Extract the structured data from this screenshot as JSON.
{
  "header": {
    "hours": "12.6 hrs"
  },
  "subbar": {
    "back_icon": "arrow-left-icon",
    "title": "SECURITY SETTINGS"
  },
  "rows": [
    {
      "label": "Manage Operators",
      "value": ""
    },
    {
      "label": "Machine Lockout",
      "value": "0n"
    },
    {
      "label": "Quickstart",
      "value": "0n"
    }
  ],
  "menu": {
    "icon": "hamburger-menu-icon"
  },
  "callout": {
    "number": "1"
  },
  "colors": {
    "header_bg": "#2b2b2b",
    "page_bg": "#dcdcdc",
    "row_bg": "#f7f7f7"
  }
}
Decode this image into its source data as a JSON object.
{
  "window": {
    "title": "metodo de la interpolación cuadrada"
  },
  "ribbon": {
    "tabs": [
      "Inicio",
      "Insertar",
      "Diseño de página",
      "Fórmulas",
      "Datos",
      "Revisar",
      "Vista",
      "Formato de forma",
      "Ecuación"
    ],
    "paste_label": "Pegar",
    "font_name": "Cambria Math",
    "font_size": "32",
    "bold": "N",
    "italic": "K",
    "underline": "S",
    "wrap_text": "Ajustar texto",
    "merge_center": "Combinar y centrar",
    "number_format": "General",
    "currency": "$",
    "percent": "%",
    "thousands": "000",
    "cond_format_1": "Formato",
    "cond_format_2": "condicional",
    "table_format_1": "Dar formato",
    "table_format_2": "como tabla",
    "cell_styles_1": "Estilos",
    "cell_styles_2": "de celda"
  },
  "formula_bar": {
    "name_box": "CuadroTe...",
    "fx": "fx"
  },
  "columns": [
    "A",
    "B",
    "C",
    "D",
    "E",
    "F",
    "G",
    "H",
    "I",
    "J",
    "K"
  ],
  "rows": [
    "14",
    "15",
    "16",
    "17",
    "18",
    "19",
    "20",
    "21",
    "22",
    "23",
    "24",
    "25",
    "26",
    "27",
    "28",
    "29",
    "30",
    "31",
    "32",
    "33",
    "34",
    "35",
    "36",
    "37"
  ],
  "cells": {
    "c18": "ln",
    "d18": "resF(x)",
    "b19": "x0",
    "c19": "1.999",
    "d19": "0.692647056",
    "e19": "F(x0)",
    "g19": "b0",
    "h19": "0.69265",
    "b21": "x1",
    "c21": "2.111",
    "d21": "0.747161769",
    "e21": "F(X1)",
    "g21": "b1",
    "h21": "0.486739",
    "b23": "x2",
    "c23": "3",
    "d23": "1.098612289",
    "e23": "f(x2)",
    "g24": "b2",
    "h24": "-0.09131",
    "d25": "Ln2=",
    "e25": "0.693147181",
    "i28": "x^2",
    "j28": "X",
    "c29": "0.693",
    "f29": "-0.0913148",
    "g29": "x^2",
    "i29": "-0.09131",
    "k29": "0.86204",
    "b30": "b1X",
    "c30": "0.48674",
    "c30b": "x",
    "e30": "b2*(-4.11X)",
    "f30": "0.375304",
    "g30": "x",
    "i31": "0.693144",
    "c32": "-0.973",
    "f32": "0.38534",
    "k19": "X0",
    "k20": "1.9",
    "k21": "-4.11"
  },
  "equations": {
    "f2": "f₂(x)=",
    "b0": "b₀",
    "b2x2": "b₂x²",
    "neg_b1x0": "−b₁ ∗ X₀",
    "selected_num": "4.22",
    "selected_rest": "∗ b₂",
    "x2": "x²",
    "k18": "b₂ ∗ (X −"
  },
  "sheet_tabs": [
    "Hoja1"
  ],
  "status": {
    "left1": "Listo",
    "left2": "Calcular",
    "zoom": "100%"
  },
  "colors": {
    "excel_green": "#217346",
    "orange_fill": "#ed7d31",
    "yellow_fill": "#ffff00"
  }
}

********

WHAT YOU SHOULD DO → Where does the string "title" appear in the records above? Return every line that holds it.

EXERCISE SOLUTION →
    "title": "SECURITY SETTINGS"
    "title": "metodo de la interpolación cuadrada"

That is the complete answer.